      Fortunately, Chelle, I can live with just one pair of summer pants because live in Wales, where it is never summer for more than two days in a row!

  2. 6.14.21
    Hilary Green said:

    Hi Brenda!
    I want to add to your essay about slow fashion: I have never been able to buy pants that fit me as perfectly as your handmade pants will fit you. I am always wearing pants that fit … well-enough. So really, if I start making pants for myself (which I probably will) I won’t be too particular about the fit. They will only have to fit well-enough and satisfy my need for pockets and sturdiness.
    Maybe eventually I will venture towards that perfect fit.
    Love
    Hilary

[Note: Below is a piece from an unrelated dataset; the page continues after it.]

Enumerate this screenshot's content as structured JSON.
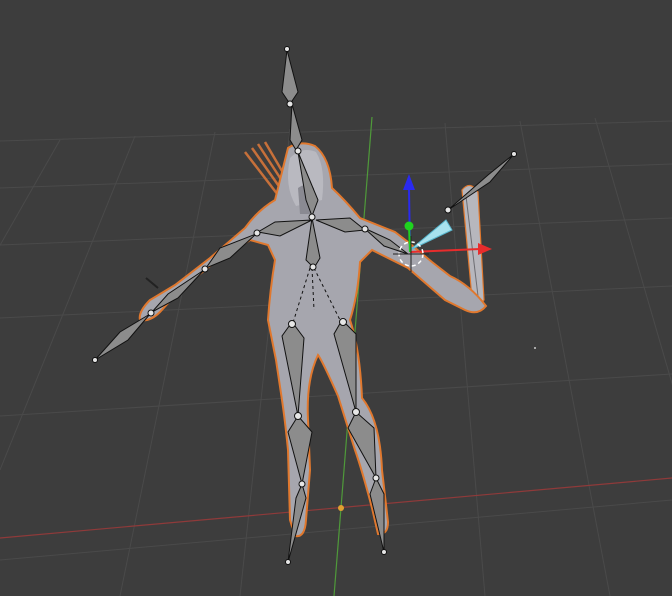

    • 6.14.21
      Brenda said:

      Hilary, you are so right. I am down for the not-great fitting pants, as long as it’s a just a quick stop on the way to perfectly fitting pants.

  3. 6.18.21
    Janet said:

    I’m very interested in your bra fabric search. I quit wearing a bra 6 years ago due to my latex allergy. I’d order expensive bras that were supposed to be latex free and there would be a large hunk of Elastic where the hooks are. At 70 no one cares if I’m wearing one, I’ve found clothing that doesn’t advertise the fact, but sometimes you want to feel sexy. Looking forward to your future disclosures

    • 6.21.21
      Brenda said:

      Janet, that really sucks that you can’t find a latex-free bra. I’m absolutely positive that you can make bras that are free from fabric that hurts you! Might just take a little trial and error to find materials that work for you.

      Most fabrics from bra making are made from nylon or polyester. I’m not certain this is true for all elastics, but you could always contact the seller, explain your issue, and ask for 6 inch samples to be sent. Then patch test elastic by stitching the ends together to make a bracelet, and wear it on your wrist for however long it usually takes for latex to cause a reaction.

      I’ll keep an eye out for you, and ask around in the bra making community to see if any makers have solved this problem already. You never know…